Can a Swiss landlord charge a fee if you renounce to rent an apartment?

Say you signed a registration for a flat in Switzerland, but then changed your mind. What, if any, fees are you liable for if you decide to withdraw your application?

Can a Swiss landlord charge a fee if you renounce to rent an apartment?

In some areas of Switzerland, good and reasonably priced rental properties are difficult to come by, so once you find one, you hold on to it for dear life.

But it can also happen that you change your mind for whatever reason and no longer want to proceed with the rental.

What happens then?

Some rental agencies’ registration forms include a clause stating that if you cancel after a contract has been prepared, you have to pay between 150 and 200 to cover administration costs — even if the contract hasn’t yet been signed.

This is ostensibly for all the time and effort that went into preparing the lease.

If you are unfamiliar with Swiss laws, you may feel a duty to pay these fees, believing that if you don’t, Swiss rental police will knock on your door.

But you can relax: apart from the fact that there’s no such thing in Switzerland as “rental police”, you don’t owe the agency or landlord anything.

That is because registrations and applications of any kind —  including those for rental properties — are non-binding until both parties have signed them. Up to this point, an application can be withdrawn without incurring any costs, even if the agency / landlord have you believe otherwise.

READ MORE: REVEALED: The six major Swiss cities where rents are falling

Why are landlords / rental agencies engaging in this practice?

To be fair, not all of them will attempt to make you pay for failing to sign the lease. Those who do are hoping you don’t know your legal rights, especially if you are a foreigner who (they hope) is still green behind the ears when it comes to rental regulations in Switzerland.

However, according to the official site of canton of Geneva (but this rule applies nationally), some exceptions could be admissible.

If applicants are not acting in “good faith” — for instance, by belatedly expressing their refusal to sign the lease and delaying the rental process while other potential tenants are kept waiting —  the landlord could ask to be compensated.

This is not a clear black-and-white situation though, as “good faith” calls for subjective judgements, ones that the landlord or rental agency could not make unless they have proof that candidates’ actions were dishonest — which is also difficult to prove.

But even in this case, the landlord “could only invoice his actual costs: the costs of drafting the lease contract and sending it out, for example”, according to the Swiss Tenants Association (ASLOCA).

You should also inform yourself about what your landlord can and cannot demand of you.

“You have to remember that just because something is written in the lease doesn’t mean it’s true”, ASLOCA said.

“Lease law is protective of the tenant and takes into consideration that the latter does not necessarily have the possibility or the resources to read and carefully negotiate any clause of his lease”.

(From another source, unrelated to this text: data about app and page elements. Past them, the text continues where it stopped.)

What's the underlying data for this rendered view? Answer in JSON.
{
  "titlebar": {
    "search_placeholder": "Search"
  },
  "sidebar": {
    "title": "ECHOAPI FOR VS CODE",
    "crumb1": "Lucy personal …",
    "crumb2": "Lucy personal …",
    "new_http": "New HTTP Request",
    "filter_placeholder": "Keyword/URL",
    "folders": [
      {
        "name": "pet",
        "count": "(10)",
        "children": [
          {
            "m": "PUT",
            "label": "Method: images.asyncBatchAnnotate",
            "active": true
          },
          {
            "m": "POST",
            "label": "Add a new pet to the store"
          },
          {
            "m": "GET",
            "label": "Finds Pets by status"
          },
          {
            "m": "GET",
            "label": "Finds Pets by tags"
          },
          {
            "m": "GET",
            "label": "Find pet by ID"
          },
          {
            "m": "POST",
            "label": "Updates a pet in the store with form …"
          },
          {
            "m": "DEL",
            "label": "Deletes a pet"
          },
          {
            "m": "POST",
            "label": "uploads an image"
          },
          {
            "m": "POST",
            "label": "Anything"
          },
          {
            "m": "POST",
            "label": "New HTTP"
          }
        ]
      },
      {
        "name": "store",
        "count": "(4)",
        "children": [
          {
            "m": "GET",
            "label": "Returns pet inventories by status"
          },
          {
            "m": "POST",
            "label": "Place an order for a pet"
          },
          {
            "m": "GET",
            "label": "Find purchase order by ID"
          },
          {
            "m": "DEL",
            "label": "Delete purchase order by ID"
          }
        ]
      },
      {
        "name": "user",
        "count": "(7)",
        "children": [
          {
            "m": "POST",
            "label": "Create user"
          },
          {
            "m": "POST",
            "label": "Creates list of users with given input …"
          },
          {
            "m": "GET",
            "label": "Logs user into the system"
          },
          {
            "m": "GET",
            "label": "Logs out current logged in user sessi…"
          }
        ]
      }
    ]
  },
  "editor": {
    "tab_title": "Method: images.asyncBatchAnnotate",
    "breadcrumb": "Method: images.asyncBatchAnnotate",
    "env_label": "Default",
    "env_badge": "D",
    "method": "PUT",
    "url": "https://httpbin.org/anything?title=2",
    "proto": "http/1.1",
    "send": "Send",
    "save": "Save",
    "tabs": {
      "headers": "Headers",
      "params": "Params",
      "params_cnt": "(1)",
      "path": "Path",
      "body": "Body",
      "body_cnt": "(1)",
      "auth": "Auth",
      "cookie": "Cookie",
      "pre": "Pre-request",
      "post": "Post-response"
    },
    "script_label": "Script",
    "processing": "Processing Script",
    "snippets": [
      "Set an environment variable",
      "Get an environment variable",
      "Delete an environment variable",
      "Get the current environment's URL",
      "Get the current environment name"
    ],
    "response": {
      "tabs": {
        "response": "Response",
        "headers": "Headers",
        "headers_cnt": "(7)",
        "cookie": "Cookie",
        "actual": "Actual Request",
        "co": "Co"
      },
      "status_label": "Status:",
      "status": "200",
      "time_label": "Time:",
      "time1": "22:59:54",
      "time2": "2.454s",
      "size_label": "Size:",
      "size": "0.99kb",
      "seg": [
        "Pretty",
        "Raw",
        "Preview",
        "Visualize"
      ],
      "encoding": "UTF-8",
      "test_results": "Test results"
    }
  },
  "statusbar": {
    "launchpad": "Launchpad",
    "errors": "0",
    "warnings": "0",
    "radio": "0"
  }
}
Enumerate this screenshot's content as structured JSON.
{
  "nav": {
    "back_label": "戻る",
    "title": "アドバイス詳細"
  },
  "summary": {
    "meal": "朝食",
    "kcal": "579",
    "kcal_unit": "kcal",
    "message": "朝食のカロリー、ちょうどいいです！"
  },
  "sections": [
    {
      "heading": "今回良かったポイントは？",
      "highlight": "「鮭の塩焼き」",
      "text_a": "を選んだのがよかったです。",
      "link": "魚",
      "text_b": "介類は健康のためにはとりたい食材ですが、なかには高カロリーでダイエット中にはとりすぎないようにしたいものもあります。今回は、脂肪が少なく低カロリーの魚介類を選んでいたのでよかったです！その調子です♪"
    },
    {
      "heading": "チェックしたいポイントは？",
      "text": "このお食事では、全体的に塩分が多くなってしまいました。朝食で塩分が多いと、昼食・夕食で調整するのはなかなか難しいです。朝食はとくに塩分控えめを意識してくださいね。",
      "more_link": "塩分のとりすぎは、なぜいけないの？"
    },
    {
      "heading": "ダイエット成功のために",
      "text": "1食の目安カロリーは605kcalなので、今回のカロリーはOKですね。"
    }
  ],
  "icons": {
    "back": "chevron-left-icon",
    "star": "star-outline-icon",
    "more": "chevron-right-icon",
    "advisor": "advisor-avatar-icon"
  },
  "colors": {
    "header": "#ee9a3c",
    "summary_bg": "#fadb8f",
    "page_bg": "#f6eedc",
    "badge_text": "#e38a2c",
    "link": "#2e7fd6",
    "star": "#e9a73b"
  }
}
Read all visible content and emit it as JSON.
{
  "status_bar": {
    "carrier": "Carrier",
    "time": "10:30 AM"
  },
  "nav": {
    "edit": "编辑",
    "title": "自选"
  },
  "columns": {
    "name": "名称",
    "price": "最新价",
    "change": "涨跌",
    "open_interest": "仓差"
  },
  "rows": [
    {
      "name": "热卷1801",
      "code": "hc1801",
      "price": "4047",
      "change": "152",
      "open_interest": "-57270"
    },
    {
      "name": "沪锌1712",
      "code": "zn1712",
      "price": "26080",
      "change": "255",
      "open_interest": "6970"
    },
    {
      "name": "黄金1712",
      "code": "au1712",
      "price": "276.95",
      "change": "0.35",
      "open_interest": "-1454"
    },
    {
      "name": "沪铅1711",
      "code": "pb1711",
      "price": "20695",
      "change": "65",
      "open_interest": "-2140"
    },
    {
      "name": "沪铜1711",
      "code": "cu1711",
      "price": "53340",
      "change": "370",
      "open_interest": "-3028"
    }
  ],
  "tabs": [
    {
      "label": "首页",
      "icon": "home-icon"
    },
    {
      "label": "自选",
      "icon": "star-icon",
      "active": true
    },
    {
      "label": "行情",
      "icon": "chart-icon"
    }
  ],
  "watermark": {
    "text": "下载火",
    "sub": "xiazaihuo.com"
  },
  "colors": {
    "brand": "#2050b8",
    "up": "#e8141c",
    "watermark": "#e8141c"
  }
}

If uncertain of what your rights and obligations are, this official government site provides useful information and  resources, including who, in your canton of residence, can help in case of a dispute with your landlord.

READ MORE: Tenant in Switzerland? Here’s how to apply for a rent reduction